New research published this week in BMC Public Health by the CRESH team, and colleagues in Global Public Health, has found that Scotland’s most deprived neighbourhoods have the highest availability of both tobacco and alcohol outlets. The average density of tobacco outlets rises from 50 per 10,000 population in the least income deprived areas to 100 per 10,000 in the most deprived areas. For alcohol outlets licensed to sell alcohol for consumption off the premises the figures were 25 per 10,000 in the least income deprived areas rising to 53 per 10,000 in the most income deprived areas.
Our previous work looking at the availability of alcohol and tobacco found that:
- neighbourhoods with higher availability of alcohol outlets have higher alcohol-related deaths and hospitalisations;
- teenagers living in neighbourhoods with higher availability of tobacco are more likely to be regular smokers, or even to have experimented with smoking;
- adults in these neighbourhoods have both a higher chance of being a smoker and a lower chance of giving up smoking.

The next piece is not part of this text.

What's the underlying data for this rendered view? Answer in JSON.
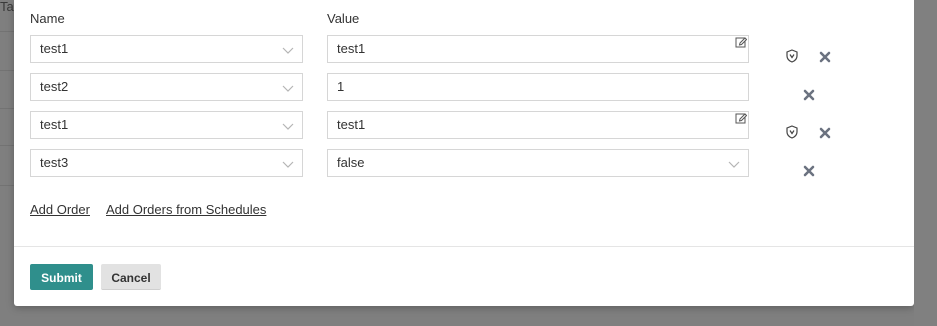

The results highlight that the availability of these products does matter for Scotland’s health, and that their greater availability in more deprived areas may be contributing to Scotland’s persistent health inequalities. The distribution of retail outlets puts the most disadvantaged populations in harm’s way. In the paper we argue the need to address this challenge and for governments to see the retail environment as a lever by which they might tackle poor health and reduce inequalities. If we are serious about tackling harm from tobacco and alcohol consumption and related health inequalities then we need to consider greater control over how easily and where alcohol and tobacco are available. This means greater local scrutiny of alcohol licence applications for example, and, in the longer-term, reducing how readily available these products are. Perhaps it is time to stop placing economics before equality and public health?